File this under peculiar pandemic outcomes: more and more institutions (at least for now) no longer require students to submit SAT or ACT scores as part of their admissions process.  

After the COVID-19 pandemic led to widespread cancelations of SAT and ACT tests in 2020, many “selective” schools (schools that admit fewer than 50% of their applicants) removed or made optional the requirement that students submit those scores as part of their admissions package. Now, as students begin applying for fall 2022 admission, more than two-thirds of colleges and universities say they will not require admissions test scores, according to The National Center for Fair and Open Testing, a national nonprofit that advocates for standardized testing reform. 

This change has prompted many students, particularly first-generation students, to apply to schools they previously wouldn’t have considered. Consequently, many selective schools will have their most diverse incoming classes ever. But are these institutions prepared to educate and support students from vastly different backgrounds than many of their previous attendees?

Test Policy Change Implications, By the Numbers

A study that looked at nearly 100 private institutions that implemented pre-pandemic test-optional policies found that such policies were associated with a 3% to 4% increase in applications from Pell Grant recipients and a 10% to 12% increase in applications from first-time students from historically underrepresented racial/ethnic backgrounds. The trend held true during the pandemic, too: Data from the Common App showed that fall 2021 applications to selective institutions increased from first-generation students and students from historically marginalized groups. 

And those diverse applicants are enrolling: The University of California system announced that students from historically marginalized groups made up 43% of its incoming freshman class for fall 2021. 

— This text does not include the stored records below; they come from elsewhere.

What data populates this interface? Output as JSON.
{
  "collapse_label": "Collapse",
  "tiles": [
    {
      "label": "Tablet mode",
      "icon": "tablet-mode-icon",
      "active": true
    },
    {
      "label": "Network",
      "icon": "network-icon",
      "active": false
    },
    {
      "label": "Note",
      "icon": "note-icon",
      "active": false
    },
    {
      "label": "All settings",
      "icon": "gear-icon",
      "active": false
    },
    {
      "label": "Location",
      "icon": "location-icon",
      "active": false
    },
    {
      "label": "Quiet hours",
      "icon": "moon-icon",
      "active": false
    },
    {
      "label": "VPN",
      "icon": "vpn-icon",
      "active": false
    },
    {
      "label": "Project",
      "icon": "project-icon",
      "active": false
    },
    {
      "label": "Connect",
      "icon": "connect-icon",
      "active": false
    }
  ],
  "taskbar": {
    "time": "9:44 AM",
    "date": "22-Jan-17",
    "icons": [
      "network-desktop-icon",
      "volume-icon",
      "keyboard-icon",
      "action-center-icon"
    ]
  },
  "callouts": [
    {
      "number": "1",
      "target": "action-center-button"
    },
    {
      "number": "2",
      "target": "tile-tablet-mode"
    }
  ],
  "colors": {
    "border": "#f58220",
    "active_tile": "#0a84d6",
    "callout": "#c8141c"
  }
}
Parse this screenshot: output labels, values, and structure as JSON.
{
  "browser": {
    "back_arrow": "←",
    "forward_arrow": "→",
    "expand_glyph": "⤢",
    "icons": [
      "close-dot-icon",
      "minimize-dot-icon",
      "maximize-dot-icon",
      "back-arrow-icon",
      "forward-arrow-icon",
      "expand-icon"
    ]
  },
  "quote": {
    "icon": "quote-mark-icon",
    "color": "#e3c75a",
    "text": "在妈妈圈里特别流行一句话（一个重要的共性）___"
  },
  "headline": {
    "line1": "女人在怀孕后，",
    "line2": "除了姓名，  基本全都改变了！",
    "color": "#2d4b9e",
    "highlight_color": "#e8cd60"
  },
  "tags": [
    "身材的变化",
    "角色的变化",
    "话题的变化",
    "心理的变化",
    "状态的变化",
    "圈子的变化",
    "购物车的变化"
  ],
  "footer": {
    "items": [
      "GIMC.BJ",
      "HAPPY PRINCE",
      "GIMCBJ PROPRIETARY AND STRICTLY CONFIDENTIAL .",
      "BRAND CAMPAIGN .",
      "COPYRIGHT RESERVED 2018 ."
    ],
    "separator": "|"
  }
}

In the past, historically marginalized students have been seen to be more likely to score poorly on standardized tests like the SAT or ACT compared to their more privileged peers-- but their scores on those tests are often not a good indicator of how well they’ll do in the classroom. Instead, standardized test scores often reflect how much money a student’s family makes, with students from wealthier families performing better on the tests. Eliminating the standardized testing requirement can significantly benefit students who have poor test scores but strong grades. 

But what about when those students actually get to campus? How will these schools make sure that students from historically underrepresented backgrounds feel like they belong on campus -- and how are schools going to make sure this is the start of a long-term commitment to enrolling a diverse student body?

Large-scale, structured mentorship programs like those offered by Mentor Collective can help.

Making College Work For Everyone

First-generation students and students from historically marginalized backgrounds often say they feel like they don’t belong at their institution. That’s concerning in and of itself, but it’s especially worrisome because a sense of belonging is positively tied to mental health and persistence. If a student lacks that connection with their institution, their overall college experience can suffer. 

But a relationship with a Mentor Collective mentor can change that.

Mentor Collective mentors and mentees talk about everything from academic struggles and financial aid to time management and how to find friends on campus. Connecting with a peer from a similar background helps students from historically marginalized backgrounds feel more comfortable and helps them build a community. A peer mentor can serve as the starting point for their mentee to find their niche on campus. 

“I am so grateful for the mentor connection with Maya (mentor), who can help guide me as a Biological Sciences major and pre-med student," said Kyra J., 2021-22 Mentor Collective Mentee at UC Davis BioLaunch. "I am eager to soak up all her knowledge and insight, and I have already sent her my first text message. Thanks again for the connection— I am so elated to be an Aggie!”

Enrollment at a selective college can open doors to networks that may not be possible at a smaller or less prestigious school -- an equity problem in and of itself. The Mentor Collective relationship sets up a long game for these selective schools to continue enrolling and retaining diverse student bodies: If the mentor-mentee relationship helps minority, first-generation, and/or low-income students eventually graduate from the selective school, it creates a more diverse alumni base from that school -- perpetuating a positive cycle of diversity in the school’s admissions and graduation. 

To learn how you can make your admissions process more personal and relevant to all students, contact us today.